Dear JDisc friends,
we have nearly finished a new feature. We will be able to get MAC addresses from devices in remote networks.
That doesn’t sound too spectacular, does it? However, this is a pretty important feature and I am going to explain why. Furthermore, it is not that easy to obtain mac addresses for each and every device.
There are two important reasons to get the mac addresses for as many devices as possible:
- Derive the manufacturer from the mac address
Usually, the first three octets of a mac address identify the vendor. There are a lot of web pages to identify the manufacturer based on the mac address. One example of such a service is
You can also download the mac address to manufacturer database from various web pages. We have integrated the mapping in our product. This enables us to identify the manufacturer. Whenever JDisc Discovery has no access credentials or the device does not expose any standard protocol, then the device appeared as an unidentified device. However, with the mac address, we can at least resolve the manufacturer.
- Create a proper network topology

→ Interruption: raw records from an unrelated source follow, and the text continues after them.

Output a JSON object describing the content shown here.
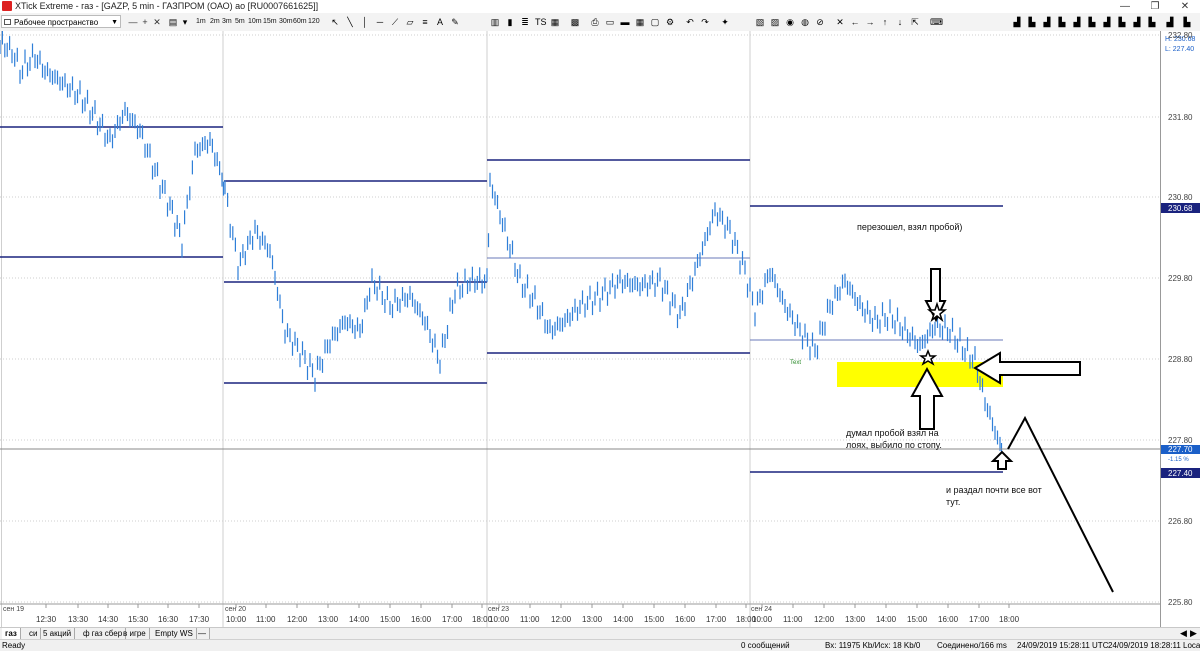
{
  "window": {
    "title": "XTick Extreme - газ - [GAZP, 5 min - ГАЗПРОМ (ОАО) ао [RU0007661625]]",
    "minimize": "—",
    "maximize": "❐",
    "close": "✕"
  },
  "toolbar": {
    "workspace": "Рабочее пространство",
    "timeframes": [
      "1m",
      "2m",
      "3m",
      "5m",
      "10m",
      "15m",
      "30m",
      "60m",
      "120"
    ]
  },
  "chart": {
    "high_label": "H: 230.68",
    "low_label": "L: 227.40",
    "price_ticks": [
      "232.80",
      "231.80",
      "230.80",
      "229.80",
      "228.80",
      "227.80",
      "226.80",
      "225.80"
    ],
    "current_price": "227.70",
    "change_pct": "-1.15 %",
    "high_badge": "230.68",
    "low_badge": "227.40",
    "day_labels": [
      "сен 19",
      "сен 20",
      "сен 23",
      "сен 24"
    ],
    "time_labels": [
      "12:30",
      "13:30",
      "14:30",
      "15:30",
      "16:30",
      "17:30",
      "10:00",
      "11:00",
      "12:00",
      "13:00",
      "14:00",
      "15:00",
      "16:00",
      "17:00",
      "18:00",
      "10:00",
      "11:00",
      "12:00",
      "13:00",
      "14:00",
      "15:00",
      "16:00",
      "17:00",
      "18:00",
      "10:00",
      "11:00",
      "12:00",
      "13:00",
      "14:00",
      "15:00",
      "16:00",
      "17:00",
      "18:00"
    ],
    "annotation_1": "перезошел, взял пробой)",
    "annotation_2_line1": "думал пробой взял на",
    "annotation_2_line2": "лоях, выбило по стопу.",
    "annotation_3_line1": "и раздал почти все вот",
    "annotation_3_line2": "тут.",
    "text_marker": "Text",
    "colors": {
      "candles": "#2f7fd8",
      "levels": "#1a237e",
      "highlight": "#ffff00"
    }
  },
  "tabs": [
    "газ",
    "си",
    "5 акций",
    "ф газ сбер",
    "в игре",
    "Empty WS",
    "—"
  ],
  "status": {
    "ready": "Ready",
    "messages": "0 сообщений",
    "traffic": "Вх: 11975 Kb/Исх: 18 Kb/0",
    "connection": "Соединено/166 ms",
    "utc": "24/09/2019 15:28:11 UTC",
    "local": "24/09/2019 18:28:11 Local"
  }
}
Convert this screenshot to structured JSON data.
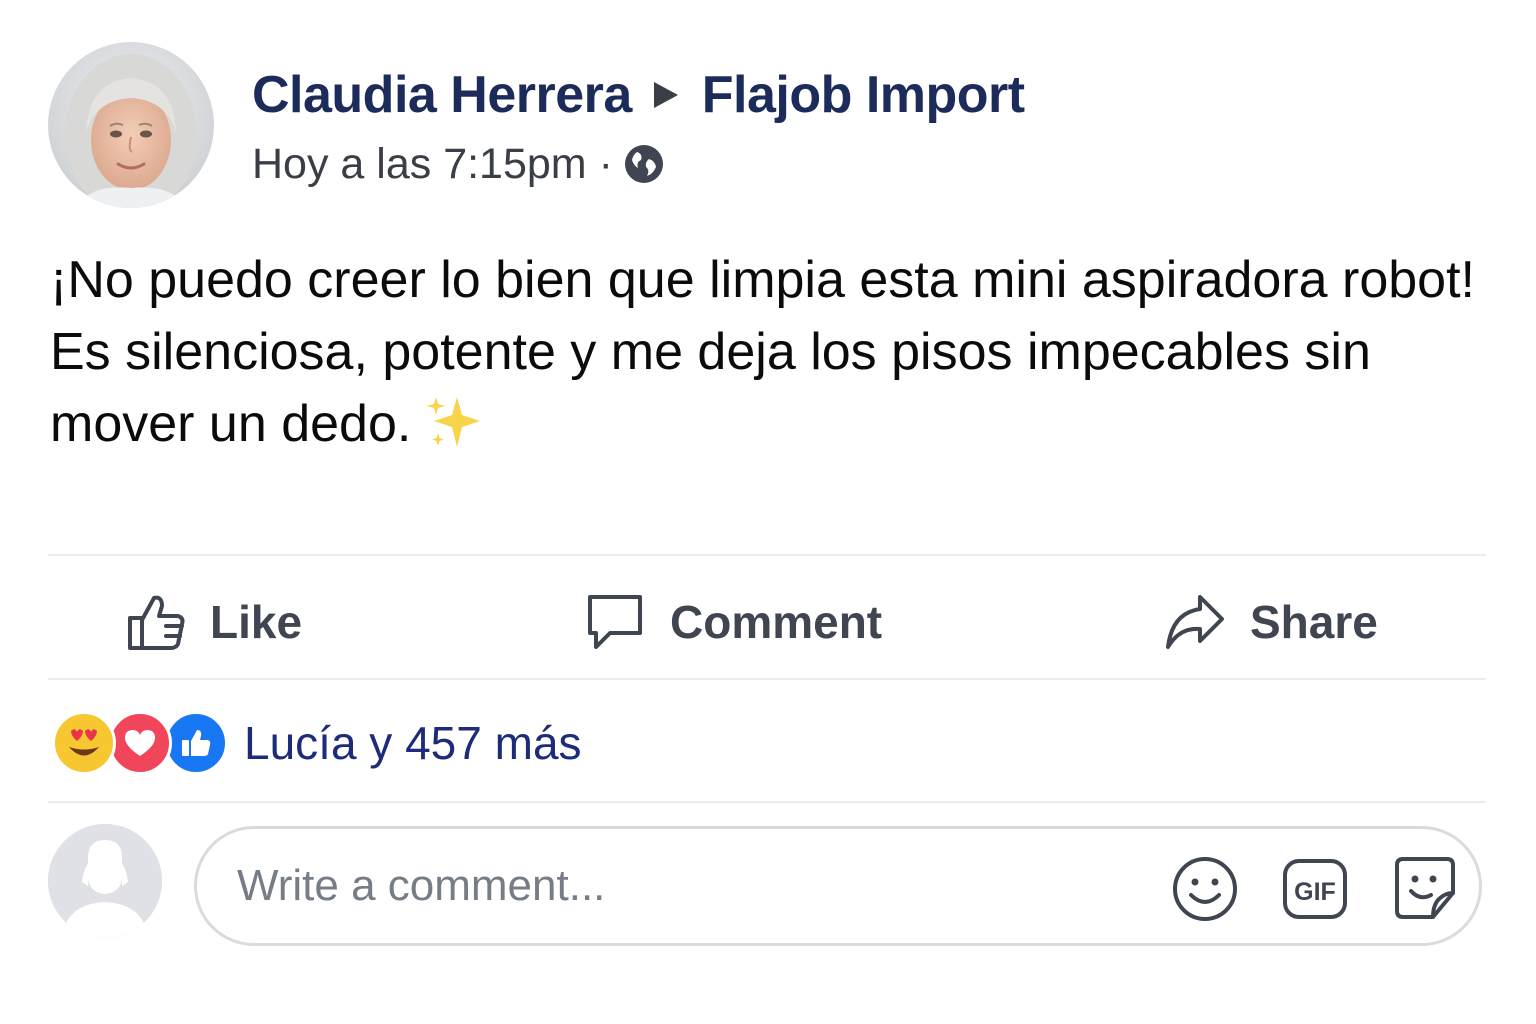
{
  "post": {
    "author": "Claudia Herrera",
    "target": "Flajob Import",
    "timestamp": "Hoy a las 7:15pm",
    "separator": "·",
    "privacy_icon": "globe-icon",
    "text_line1": "¡No puedo creer lo bien que limpia esta mini aspiradora robot!",
    "text_line2": "Es silenciosa, potente y me deja los pisos impecables sin mover un dedo.",
    "text_emoji": "sparkles"
  },
  "actions": {
    "like_label": "Like",
    "comment_label": "Comment",
    "share_label": "Share"
  },
  "reactions": {
    "icons": [
      "heart-eyes-emoji",
      "love-reaction",
      "like-reaction"
    ],
    "summary": "Lucía y 457 más"
  },
  "composer": {
    "placeholder": "Write a comment...",
    "value": "",
    "icons": [
      "emoji-icon",
      "gif-icon",
      "sticker-icon"
    ]
  },
  "colors": {
    "name_blue": "#1c2b5a",
    "link_blue": "#1c2b7a",
    "like_blue": "#1877f2",
    "love_red": "#f0455a",
    "emoji_yellow": "#f7c731",
    "text_dark": "#0b0b0b",
    "muted": "#3f4651",
    "divider": "#ebecef"
  }
}
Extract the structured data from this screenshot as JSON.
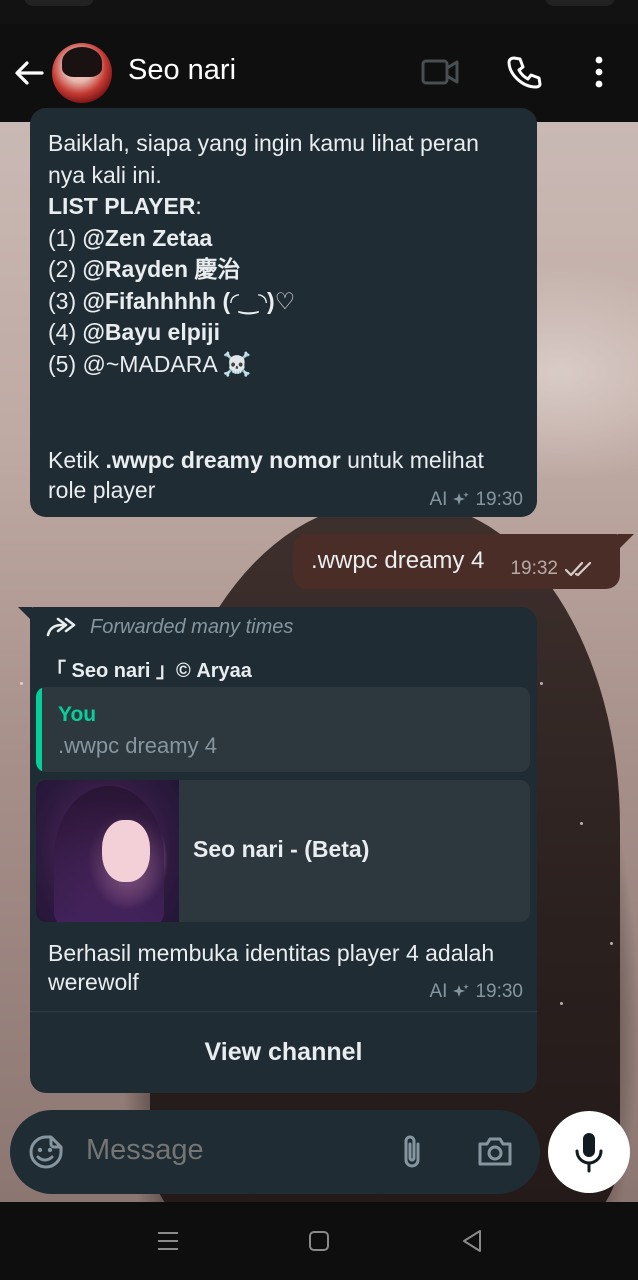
{
  "header": {
    "contact_name": "Seo nari"
  },
  "messages": {
    "msg1": {
      "intro": "Baiklah, siapa yang ingin kamu lihat peran nya kali ini.",
      "list_heading": "LIST PLAYER",
      "list_heading_suffix": ":",
      "players": [
        {
          "num": "(1) ",
          "name": "@Zen Zetaa"
        },
        {
          "num": "(2) ",
          "name": "@Rayden 慶治"
        },
        {
          "num": "(3) ",
          "name": "@Fifahhhhh (◜‿◝)♡"
        },
        {
          "num": "(4) ",
          "name": "@Bayu elpiji"
        },
        {
          "num": "(5) ",
          "name": "@~MADARA ☠️"
        }
      ],
      "footer_prefix": "Ketik ",
      "footer_command": ".wwpc dreamy nomor",
      "footer_suffix": " untuk melihat role player",
      "ai_label": "AI",
      "time": "19:30"
    },
    "outgoing": {
      "text": ".wwpc dreamy 4",
      "time": "19:32"
    },
    "msg2": {
      "forwarded_label": "Forwarded many times",
      "sender": "「 Seo nari 」© Aryaa",
      "quote_author": "You",
      "quote_text": ".wwpc dreamy 4",
      "link_title": "Seo nari - (Beta)",
      "body": "Berhasil membuka identitas player 4 adalah werewolf",
      "ai_label": "AI",
      "time": "19:30",
      "view_channel": "View channel"
    }
  },
  "input": {
    "placeholder": "Message"
  },
  "colors": {
    "incoming_bubble": "#1f2c33",
    "outgoing_bubble": "#4a2d26",
    "accent_green": "#06cf9c",
    "meta_text": "#8696a0"
  }
}
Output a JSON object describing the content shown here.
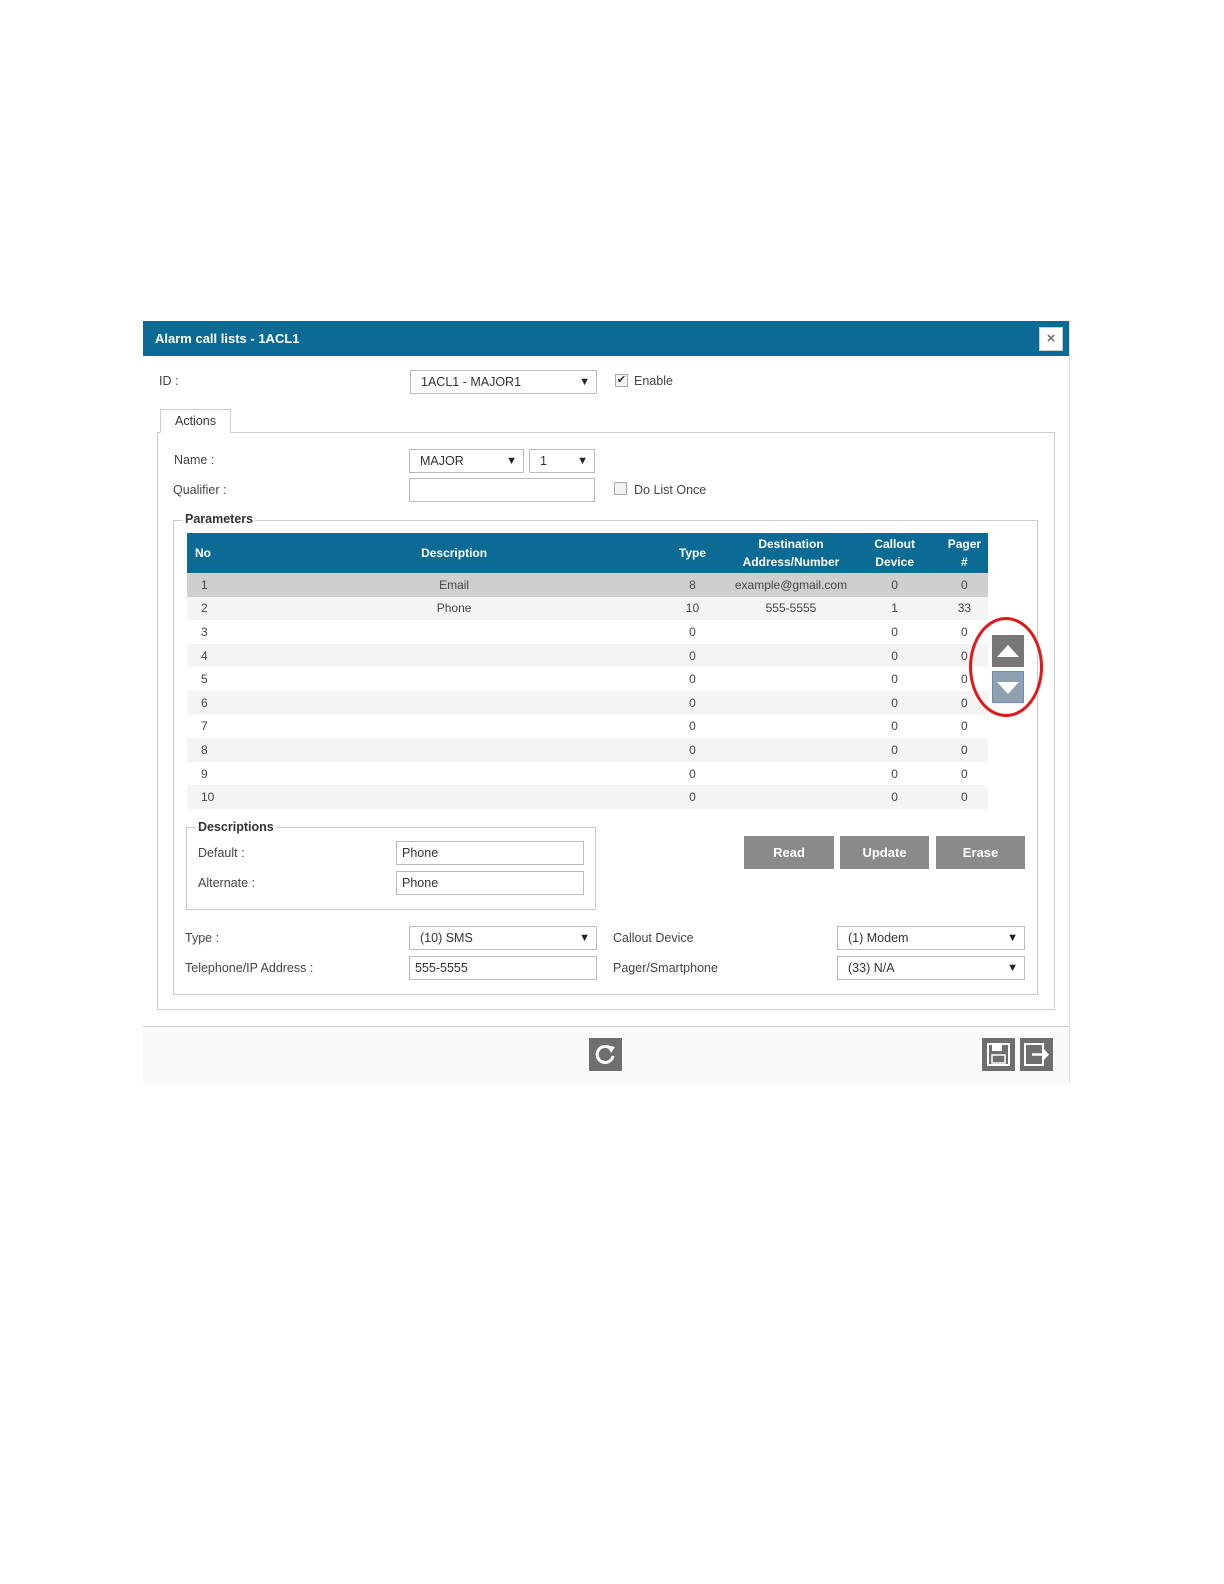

Mac addresses are essential for creating a proper network switch topology. Switches are network layer 2 devices and thus work with mac addresses. Each switch maintains an internal mapping table that maps mac addresses to switch ports. This mapping table (e.g. downloadable from
https://macaddress.io/database-download/csv) can be used to determine what device is connected to which switch port. The prerequisite is that you also have the corresponding mac address for a device. So it is essential to determine for as many devices the corresponding mac address! Without the mac address, the switch port assignment for devices cannot be done!
However, it is not always trivial to determine the mac address for a given IP address. When the device’s IP address resides within the same network segment as the discovery computer, then it is not difficult to obtain the device’s mac address. Simply ping the IP address and then run an ARP command to read the current ARP cache.
The example above illustrates how it works. First, you ping the desired IP address (in this case 192.168.178.1). That will populate the local ARP cache with the corresponding mac address (here: cc:ce:1e:b4:40:01). Now you can use this mac address and use any page to lookup the vendor.
We can determine based on the mac address that the vendor for this device is a Germany based company named “AVM”.
But what happens when you try to look up the mac address for an IP address that resides in a different network. If you are familiar with basic IP networking, then you know that the approach described above does not work for remote networks that are connected via routers. The ARP request will not return the mac address for remote IP addresses.
As I mentioned before, you need to be on the same subnetwork in order to obtain the mac address. Therefore, we have implemented a kind of jump host solution to obtain mac addresses. Let’s assume, we have discovered a Windows or Linux server in the remote network. What we could do is logon to the Linux server in the remote network using SSH. Then you can ping the target IP address from the Linux server and use the Linux server’s ARP command to obtain the mac address for the desired IP address. The Linux server is used in this scenario as a kind of jump host to obtain the mac address.
The image above illustrates how the discovery gets the mac address. First, it chooses a suitable Linux or Windows server within the remote network. Then it connects via SSH or Remote Login Agent to the remote computer. Once it is connected to the jump host, it pings the target IP address and then runs the ARP command on the jump host to determine the mac address.
The above dialog illustrates where to configure the remote ARP jump host usage. When enabled, you can also configure the number of worker threads for each network. Each worker thread is able to perform one ARP request at a time. We can have multiple worker threads to speed up the discovery when multiple devices are being scanned in parallel.
This feature will be released with build 5017 pretty soon and hopefully, this feature improves the network topology and provides some more information on so far unknown devices.